## Problem to solve
Begin with the line containing "Give me the" and reproduce it and all later lines exactly, through the last line of the records. Add nothing else.

(Extracted material)

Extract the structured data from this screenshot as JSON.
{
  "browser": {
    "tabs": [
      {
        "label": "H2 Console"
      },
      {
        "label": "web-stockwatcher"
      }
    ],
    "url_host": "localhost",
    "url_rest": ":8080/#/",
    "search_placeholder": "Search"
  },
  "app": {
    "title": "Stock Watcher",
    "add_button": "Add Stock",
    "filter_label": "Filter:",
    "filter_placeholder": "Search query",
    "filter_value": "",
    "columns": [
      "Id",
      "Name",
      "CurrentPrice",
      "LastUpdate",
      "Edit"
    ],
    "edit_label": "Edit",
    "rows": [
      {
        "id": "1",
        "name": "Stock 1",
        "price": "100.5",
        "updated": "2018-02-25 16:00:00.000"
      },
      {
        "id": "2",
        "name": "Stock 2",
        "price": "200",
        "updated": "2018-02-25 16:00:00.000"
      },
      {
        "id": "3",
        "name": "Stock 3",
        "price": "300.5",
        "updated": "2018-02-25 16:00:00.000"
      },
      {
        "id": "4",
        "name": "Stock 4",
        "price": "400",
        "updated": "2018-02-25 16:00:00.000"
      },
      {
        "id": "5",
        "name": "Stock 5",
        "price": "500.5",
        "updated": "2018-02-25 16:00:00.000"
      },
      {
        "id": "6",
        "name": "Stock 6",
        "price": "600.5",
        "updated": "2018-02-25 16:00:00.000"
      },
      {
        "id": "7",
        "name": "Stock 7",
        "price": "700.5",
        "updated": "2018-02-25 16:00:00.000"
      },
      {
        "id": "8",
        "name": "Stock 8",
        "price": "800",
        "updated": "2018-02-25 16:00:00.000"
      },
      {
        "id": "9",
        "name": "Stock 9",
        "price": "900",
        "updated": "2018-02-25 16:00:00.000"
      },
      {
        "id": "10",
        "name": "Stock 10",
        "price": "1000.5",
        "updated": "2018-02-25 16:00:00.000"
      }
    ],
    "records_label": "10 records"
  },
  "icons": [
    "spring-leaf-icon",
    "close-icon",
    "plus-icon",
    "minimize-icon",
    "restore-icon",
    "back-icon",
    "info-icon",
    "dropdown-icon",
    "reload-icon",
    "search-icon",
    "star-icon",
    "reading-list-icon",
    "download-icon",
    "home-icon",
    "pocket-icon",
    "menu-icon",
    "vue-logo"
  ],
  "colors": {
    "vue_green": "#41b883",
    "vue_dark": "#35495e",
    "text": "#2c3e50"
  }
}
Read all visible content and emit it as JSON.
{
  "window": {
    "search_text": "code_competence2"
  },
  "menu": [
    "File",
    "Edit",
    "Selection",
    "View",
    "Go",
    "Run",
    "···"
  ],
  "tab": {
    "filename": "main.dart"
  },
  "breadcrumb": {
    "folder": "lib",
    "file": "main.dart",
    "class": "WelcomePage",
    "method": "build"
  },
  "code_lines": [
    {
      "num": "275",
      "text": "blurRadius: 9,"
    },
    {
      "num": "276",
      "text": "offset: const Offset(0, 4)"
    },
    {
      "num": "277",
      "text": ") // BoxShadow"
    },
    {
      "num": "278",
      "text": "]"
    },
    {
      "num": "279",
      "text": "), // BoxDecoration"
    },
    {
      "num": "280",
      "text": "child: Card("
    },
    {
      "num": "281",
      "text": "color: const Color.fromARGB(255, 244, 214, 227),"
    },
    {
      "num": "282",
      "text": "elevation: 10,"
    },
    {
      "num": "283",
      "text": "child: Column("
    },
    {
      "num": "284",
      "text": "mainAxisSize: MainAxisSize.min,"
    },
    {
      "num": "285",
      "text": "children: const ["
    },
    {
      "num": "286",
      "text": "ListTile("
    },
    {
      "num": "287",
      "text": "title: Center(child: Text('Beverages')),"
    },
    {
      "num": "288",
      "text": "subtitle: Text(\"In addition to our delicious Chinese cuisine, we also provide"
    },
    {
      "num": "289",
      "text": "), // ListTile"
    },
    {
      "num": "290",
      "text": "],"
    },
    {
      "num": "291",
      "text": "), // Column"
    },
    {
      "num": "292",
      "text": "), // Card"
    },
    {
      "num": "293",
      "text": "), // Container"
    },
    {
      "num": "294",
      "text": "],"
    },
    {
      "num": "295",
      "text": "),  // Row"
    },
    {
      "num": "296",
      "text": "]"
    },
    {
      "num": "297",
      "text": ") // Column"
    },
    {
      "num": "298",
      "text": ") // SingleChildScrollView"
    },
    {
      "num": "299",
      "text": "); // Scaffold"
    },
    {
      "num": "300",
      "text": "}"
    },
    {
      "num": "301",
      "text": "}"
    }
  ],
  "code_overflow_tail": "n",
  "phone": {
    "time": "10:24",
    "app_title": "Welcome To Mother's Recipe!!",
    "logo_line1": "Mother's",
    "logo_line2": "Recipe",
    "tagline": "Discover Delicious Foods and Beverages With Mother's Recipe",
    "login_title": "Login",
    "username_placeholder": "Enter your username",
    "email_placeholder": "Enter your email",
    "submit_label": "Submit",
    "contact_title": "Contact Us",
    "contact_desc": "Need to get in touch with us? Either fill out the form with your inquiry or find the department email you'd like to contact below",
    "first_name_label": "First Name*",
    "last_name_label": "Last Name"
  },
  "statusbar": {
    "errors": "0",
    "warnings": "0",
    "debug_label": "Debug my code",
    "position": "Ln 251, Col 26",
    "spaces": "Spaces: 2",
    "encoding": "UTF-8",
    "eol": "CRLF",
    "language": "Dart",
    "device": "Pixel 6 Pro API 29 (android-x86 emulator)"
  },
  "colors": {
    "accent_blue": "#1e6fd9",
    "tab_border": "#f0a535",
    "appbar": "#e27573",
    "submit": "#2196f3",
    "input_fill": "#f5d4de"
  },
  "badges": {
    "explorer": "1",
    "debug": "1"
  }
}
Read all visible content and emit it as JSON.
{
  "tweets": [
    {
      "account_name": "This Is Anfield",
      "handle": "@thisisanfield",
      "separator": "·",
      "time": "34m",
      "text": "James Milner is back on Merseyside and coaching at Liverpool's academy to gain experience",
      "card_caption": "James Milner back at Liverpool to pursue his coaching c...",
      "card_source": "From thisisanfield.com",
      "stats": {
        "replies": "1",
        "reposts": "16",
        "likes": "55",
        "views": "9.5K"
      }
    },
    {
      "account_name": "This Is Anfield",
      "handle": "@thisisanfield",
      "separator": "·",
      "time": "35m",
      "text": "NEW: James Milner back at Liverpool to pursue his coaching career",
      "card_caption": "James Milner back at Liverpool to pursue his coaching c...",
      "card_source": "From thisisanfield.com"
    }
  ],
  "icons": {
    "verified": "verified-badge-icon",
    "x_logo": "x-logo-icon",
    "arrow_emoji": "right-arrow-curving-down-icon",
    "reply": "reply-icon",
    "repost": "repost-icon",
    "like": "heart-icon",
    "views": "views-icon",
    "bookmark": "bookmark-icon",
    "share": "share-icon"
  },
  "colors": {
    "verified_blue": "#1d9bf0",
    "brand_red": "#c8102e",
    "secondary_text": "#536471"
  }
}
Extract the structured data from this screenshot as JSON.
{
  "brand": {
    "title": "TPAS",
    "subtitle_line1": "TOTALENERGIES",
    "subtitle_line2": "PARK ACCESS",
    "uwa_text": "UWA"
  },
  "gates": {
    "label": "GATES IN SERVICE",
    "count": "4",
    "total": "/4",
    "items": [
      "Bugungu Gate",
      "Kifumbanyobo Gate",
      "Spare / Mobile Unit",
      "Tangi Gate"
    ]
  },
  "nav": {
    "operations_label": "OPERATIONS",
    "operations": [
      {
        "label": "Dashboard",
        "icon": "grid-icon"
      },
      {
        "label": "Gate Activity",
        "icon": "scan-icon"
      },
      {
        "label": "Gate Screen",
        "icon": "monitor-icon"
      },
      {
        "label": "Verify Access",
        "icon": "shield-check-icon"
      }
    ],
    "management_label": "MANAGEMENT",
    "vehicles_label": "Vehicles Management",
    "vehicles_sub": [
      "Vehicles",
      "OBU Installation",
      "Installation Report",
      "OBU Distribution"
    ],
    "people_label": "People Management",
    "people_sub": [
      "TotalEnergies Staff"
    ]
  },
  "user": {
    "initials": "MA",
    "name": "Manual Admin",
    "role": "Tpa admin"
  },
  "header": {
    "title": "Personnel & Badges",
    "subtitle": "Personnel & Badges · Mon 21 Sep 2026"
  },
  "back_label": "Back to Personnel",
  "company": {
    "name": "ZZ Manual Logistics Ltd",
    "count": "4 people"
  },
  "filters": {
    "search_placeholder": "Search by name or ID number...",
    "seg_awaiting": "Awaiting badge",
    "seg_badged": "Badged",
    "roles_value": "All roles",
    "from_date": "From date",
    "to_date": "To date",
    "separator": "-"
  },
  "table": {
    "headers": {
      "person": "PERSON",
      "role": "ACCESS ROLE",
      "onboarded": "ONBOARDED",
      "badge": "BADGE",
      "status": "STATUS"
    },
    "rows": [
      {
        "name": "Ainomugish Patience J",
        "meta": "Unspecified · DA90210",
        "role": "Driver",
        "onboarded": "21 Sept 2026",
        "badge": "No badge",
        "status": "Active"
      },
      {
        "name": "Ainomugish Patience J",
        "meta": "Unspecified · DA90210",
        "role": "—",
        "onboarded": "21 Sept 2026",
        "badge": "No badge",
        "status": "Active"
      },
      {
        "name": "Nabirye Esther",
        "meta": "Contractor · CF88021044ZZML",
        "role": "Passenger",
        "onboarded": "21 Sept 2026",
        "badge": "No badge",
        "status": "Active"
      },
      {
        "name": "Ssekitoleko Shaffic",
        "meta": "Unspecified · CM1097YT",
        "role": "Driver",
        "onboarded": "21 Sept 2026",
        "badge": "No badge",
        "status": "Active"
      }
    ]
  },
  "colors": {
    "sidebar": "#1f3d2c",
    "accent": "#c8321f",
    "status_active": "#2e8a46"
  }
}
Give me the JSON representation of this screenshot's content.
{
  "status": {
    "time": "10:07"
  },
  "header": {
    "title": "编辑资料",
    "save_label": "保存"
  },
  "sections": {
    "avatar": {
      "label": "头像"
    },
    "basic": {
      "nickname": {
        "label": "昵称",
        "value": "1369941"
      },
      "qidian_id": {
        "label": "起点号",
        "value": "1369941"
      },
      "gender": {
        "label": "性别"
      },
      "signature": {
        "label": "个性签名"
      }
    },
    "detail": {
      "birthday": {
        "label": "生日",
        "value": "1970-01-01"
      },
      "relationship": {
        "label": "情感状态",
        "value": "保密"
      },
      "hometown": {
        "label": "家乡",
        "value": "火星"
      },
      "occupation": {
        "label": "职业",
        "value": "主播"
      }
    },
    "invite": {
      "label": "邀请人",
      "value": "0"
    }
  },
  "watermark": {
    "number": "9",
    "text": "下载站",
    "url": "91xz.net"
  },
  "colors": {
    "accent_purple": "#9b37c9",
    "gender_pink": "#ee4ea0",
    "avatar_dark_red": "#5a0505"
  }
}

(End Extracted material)

## Answer space
Give me the JSON representation of this screenshot's content.
{
  "status": {
    "time": "10:07"
  },
  "header": {
    "title": "编辑资料",
    "save_label": "保存"
  },
  "sections": {
    "avatar": {
      "label": "头像"
    },
    "basic": {
      "nickname": {
        "label": "昵称",
        "value": "1369941"
      },
      "qidian_id": {
        "label": "起点号",
        "value": "1369941"
      },
      "gender": {
        "label": "性别"
      },
      "signature": {
        "label": "个性签名"
      }
    },
    "detail": {
      "birthday": {
        "label": "生日",
        "value": "1970-01-01"
      },
      "relationship": {
        "label": "情感状态",
        "value": "保密"
      },
      "hometown": {
        "label": "家乡",
        "value": "火星"
      },
      "occupation": {
        "label": "职业",
        "value": "主播"
      }
    },
    "invite": {
      "label": "邀请人",
      "value": "0"
    }
  },
  "watermark": {
    "number": "9",
    "text": "下载站",
    "url": "91xz.net"
  },
  "colors": {
    "accent_purple": "#9b37c9",
    "gender_pink": "#ee4ea0",
    "avatar_dark_red": "#5a0505"
  }
}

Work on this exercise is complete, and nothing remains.